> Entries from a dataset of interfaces

#####

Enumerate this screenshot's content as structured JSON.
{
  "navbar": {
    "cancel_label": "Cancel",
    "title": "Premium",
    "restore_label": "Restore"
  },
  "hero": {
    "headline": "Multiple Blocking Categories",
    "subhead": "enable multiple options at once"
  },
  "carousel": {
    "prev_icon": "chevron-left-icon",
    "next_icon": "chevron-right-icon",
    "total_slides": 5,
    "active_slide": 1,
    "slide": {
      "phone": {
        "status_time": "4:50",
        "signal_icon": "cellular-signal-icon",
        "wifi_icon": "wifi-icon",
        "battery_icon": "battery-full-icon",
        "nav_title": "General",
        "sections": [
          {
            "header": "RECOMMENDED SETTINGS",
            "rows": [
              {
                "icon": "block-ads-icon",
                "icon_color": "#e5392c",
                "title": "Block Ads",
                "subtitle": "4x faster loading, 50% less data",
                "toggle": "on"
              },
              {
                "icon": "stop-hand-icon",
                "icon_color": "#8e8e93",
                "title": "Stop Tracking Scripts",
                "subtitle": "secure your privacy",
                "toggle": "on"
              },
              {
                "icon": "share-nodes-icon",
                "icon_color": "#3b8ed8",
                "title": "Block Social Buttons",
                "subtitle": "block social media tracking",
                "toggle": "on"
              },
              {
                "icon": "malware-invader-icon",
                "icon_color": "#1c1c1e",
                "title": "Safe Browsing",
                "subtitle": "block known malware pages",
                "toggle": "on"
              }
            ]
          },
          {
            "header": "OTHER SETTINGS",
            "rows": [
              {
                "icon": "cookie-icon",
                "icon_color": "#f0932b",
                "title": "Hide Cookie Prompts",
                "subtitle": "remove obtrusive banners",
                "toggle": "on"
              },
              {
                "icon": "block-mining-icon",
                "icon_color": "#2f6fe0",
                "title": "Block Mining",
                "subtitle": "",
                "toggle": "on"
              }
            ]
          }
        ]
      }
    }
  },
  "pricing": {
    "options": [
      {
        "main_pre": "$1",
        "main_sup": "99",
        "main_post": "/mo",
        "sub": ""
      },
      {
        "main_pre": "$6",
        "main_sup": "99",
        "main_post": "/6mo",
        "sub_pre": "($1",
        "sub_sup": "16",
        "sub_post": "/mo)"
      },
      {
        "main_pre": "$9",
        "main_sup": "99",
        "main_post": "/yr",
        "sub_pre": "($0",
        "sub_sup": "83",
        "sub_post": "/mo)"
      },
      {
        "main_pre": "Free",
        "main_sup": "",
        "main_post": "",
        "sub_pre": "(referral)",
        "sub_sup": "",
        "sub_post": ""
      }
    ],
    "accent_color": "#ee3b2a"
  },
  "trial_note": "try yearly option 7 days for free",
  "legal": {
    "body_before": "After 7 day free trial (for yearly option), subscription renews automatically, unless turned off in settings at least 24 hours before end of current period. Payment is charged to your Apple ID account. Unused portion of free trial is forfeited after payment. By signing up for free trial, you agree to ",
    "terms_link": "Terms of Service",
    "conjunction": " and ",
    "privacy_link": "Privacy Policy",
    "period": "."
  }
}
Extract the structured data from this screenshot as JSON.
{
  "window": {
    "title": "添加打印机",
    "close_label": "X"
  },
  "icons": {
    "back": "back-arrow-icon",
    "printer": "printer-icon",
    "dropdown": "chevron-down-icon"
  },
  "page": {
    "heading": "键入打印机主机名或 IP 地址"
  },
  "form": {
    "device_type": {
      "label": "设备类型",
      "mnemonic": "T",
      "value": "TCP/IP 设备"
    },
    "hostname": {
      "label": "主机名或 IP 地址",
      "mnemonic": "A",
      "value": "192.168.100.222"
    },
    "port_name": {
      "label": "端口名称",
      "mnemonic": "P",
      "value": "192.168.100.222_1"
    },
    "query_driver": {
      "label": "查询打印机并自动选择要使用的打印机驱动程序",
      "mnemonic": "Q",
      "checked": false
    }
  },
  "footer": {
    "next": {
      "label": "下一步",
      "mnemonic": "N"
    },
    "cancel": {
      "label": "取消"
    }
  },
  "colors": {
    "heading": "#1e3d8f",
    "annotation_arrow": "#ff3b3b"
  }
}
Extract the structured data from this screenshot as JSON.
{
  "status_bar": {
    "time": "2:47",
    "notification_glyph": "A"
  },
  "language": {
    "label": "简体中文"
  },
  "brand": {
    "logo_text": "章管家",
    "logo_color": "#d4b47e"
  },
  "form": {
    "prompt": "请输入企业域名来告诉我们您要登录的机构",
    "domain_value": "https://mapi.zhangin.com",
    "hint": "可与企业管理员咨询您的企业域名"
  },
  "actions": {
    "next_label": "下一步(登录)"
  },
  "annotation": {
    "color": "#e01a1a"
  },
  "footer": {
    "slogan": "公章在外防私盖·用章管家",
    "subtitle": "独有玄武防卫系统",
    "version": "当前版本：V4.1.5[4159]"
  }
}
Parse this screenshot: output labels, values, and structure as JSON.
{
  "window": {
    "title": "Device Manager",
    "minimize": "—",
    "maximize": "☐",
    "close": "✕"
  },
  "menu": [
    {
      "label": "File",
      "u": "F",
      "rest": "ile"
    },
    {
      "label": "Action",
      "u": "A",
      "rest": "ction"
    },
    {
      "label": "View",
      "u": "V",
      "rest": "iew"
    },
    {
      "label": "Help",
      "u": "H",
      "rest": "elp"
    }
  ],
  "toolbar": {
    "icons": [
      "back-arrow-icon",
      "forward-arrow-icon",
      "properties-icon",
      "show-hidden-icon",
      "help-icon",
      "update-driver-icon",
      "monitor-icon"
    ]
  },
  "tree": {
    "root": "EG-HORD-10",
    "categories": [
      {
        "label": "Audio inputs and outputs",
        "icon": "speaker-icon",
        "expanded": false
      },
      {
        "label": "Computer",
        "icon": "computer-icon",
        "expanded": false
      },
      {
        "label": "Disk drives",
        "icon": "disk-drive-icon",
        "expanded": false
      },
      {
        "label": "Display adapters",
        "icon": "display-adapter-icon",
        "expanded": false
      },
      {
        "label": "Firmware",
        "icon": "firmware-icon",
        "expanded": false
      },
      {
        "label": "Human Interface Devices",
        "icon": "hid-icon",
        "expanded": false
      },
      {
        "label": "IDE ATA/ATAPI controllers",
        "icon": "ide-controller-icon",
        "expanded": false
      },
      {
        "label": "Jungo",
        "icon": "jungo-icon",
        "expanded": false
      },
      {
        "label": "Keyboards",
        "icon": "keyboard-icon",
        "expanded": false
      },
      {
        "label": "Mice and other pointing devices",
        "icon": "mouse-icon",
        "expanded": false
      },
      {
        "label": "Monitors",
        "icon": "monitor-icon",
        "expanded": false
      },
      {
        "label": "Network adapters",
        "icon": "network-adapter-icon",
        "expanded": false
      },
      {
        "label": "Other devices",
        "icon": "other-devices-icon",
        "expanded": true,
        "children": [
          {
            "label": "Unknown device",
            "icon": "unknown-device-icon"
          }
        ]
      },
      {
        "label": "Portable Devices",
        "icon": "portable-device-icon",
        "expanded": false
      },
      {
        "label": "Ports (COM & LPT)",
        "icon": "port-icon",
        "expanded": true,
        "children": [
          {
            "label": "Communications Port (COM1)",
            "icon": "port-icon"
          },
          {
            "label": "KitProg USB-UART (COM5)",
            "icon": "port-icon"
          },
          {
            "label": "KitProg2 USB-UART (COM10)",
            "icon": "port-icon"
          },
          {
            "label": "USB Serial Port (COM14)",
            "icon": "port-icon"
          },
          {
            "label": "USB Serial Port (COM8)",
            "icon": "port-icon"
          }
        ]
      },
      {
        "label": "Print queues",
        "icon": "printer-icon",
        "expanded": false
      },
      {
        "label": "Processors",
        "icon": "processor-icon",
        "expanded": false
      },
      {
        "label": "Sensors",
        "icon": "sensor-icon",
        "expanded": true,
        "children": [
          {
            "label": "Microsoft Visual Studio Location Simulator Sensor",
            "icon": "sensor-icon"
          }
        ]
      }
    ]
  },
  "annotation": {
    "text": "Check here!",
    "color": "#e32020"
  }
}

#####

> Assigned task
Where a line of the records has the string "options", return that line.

> Result for this task
    "subhead": "enable multiple options at once"
    "options": [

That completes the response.